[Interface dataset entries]

- - -

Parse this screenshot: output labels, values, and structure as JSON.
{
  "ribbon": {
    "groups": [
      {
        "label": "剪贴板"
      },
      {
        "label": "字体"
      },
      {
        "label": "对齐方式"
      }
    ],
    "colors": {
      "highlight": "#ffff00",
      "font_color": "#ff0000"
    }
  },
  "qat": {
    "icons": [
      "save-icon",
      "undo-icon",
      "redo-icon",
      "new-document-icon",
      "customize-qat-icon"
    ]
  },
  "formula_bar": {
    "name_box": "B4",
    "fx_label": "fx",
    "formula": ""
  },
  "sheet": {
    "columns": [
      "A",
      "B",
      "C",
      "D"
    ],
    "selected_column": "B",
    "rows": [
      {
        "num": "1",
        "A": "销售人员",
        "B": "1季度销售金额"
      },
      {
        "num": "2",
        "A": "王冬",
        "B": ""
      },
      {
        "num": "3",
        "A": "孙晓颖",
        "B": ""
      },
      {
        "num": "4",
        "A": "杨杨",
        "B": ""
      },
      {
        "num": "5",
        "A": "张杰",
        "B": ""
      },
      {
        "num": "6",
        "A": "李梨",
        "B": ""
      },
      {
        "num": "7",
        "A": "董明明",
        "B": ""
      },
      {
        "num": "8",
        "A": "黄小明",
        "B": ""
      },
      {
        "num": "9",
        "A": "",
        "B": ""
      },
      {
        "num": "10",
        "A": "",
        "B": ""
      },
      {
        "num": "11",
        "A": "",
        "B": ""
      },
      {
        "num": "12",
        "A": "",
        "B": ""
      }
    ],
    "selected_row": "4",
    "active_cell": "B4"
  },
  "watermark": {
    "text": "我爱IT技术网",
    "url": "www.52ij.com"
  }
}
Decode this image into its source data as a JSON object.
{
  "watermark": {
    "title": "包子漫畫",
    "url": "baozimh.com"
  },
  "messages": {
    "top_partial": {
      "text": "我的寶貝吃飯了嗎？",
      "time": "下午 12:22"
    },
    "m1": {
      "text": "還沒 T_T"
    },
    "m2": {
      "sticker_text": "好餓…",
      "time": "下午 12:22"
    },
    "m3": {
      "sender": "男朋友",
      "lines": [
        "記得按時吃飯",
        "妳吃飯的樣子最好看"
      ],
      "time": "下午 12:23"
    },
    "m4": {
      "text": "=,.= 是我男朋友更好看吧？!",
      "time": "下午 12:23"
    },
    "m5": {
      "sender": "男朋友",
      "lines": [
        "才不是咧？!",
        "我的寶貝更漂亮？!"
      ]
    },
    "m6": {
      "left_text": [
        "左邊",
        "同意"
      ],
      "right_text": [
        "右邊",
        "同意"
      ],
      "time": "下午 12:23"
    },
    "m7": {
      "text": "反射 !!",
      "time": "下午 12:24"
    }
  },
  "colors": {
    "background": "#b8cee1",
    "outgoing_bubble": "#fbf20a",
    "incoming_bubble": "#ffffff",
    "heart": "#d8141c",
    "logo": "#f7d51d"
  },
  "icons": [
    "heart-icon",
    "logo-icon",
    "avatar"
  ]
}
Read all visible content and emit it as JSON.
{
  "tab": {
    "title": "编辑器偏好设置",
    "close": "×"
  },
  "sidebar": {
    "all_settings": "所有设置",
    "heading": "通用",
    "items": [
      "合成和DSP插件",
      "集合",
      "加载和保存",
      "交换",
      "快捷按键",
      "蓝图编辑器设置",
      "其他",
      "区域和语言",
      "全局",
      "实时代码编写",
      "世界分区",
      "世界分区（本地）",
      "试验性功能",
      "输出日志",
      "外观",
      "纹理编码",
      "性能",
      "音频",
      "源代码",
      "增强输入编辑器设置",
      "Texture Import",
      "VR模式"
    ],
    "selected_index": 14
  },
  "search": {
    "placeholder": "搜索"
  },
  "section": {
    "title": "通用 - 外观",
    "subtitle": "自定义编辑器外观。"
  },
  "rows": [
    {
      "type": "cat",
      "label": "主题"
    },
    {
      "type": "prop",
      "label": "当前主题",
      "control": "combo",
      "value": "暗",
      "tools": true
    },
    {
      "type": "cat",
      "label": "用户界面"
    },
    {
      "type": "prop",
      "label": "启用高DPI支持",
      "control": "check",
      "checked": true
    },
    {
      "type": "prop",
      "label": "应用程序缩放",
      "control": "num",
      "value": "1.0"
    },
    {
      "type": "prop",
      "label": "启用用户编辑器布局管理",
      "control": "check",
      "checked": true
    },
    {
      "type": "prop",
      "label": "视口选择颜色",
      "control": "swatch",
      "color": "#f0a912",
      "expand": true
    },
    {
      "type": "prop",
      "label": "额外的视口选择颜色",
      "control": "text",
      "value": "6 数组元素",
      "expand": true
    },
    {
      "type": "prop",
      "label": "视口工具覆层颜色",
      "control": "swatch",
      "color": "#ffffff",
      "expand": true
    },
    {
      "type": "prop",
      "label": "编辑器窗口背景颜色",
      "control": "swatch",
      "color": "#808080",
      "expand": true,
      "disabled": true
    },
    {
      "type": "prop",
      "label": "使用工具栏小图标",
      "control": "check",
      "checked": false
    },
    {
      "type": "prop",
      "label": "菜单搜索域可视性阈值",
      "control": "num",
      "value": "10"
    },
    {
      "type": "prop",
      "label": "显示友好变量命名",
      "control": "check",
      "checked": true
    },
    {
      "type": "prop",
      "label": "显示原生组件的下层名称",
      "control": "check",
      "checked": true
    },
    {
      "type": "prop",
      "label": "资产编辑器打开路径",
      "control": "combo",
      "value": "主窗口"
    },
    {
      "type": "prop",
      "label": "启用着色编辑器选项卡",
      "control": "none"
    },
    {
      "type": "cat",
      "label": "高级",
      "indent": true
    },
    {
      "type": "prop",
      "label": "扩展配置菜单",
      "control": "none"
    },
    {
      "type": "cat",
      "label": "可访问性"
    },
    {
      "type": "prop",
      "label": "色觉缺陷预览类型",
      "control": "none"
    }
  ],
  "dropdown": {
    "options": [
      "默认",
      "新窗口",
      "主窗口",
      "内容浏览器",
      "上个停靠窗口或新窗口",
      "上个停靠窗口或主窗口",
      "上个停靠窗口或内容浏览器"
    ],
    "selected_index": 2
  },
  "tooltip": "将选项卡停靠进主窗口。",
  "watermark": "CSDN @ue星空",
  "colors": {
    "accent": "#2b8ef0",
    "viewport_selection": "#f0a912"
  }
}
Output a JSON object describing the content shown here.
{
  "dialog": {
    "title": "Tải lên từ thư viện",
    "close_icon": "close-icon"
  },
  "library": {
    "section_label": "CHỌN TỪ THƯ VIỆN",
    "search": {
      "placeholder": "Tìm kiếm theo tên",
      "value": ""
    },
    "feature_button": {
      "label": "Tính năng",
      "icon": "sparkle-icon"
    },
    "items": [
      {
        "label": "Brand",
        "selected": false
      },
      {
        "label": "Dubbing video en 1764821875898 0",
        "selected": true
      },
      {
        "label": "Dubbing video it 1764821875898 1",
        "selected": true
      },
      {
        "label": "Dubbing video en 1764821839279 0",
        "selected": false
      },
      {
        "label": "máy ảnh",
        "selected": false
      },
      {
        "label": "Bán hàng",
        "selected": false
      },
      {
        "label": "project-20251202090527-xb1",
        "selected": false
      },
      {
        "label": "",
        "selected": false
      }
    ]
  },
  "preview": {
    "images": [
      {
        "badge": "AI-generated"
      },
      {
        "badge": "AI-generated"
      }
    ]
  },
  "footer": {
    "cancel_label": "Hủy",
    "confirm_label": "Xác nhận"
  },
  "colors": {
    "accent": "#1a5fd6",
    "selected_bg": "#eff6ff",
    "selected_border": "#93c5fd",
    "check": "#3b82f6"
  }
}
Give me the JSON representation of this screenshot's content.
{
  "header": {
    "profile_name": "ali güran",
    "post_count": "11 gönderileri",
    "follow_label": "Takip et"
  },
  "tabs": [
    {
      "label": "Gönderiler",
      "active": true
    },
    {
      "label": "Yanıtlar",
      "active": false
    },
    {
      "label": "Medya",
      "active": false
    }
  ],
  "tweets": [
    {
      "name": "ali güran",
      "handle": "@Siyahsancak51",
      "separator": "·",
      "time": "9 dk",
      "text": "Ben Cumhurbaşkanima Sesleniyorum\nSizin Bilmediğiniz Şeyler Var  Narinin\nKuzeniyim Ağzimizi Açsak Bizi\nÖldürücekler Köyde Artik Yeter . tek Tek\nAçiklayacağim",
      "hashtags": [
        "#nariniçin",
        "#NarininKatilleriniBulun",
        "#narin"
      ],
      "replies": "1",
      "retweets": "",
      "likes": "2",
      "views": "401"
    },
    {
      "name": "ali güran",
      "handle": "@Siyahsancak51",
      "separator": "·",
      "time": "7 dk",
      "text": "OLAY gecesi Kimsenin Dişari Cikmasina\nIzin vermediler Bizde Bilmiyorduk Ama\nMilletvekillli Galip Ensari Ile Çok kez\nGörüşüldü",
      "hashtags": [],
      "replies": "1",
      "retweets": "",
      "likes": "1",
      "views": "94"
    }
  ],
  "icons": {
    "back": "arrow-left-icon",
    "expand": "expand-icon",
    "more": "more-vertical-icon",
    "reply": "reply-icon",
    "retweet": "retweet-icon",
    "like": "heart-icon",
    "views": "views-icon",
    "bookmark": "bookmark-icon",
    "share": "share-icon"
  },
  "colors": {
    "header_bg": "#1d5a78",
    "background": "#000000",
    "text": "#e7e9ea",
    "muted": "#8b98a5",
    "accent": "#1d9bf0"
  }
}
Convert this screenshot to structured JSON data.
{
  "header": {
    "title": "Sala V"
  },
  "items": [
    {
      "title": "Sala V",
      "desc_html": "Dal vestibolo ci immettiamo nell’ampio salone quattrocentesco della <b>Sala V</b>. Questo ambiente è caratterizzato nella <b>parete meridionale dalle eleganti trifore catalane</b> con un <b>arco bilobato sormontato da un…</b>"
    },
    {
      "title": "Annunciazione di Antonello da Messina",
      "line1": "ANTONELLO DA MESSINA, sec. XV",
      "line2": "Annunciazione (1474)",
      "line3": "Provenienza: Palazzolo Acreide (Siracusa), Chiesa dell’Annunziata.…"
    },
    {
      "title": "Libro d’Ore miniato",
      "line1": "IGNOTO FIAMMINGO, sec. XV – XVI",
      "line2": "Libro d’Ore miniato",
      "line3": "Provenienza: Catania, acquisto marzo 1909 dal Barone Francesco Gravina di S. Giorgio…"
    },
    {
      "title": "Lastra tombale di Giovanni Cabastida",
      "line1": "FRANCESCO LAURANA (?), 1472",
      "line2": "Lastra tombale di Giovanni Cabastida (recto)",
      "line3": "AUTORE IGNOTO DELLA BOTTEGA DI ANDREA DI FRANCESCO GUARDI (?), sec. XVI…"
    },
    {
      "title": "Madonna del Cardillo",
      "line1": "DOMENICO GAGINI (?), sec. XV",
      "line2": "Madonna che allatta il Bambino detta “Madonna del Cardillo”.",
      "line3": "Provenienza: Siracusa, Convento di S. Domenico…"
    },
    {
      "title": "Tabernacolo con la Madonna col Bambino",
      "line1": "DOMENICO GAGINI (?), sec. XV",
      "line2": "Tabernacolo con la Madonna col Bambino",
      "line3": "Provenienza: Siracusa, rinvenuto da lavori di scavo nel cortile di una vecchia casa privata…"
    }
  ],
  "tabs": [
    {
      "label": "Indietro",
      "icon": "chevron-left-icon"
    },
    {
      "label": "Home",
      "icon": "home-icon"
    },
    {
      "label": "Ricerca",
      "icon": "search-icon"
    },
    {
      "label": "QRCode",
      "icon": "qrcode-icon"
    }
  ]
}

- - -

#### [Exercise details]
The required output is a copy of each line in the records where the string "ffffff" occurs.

#### [Response area]
    "incoming_bubble": "#ffffff",
      "color": "#ffffff",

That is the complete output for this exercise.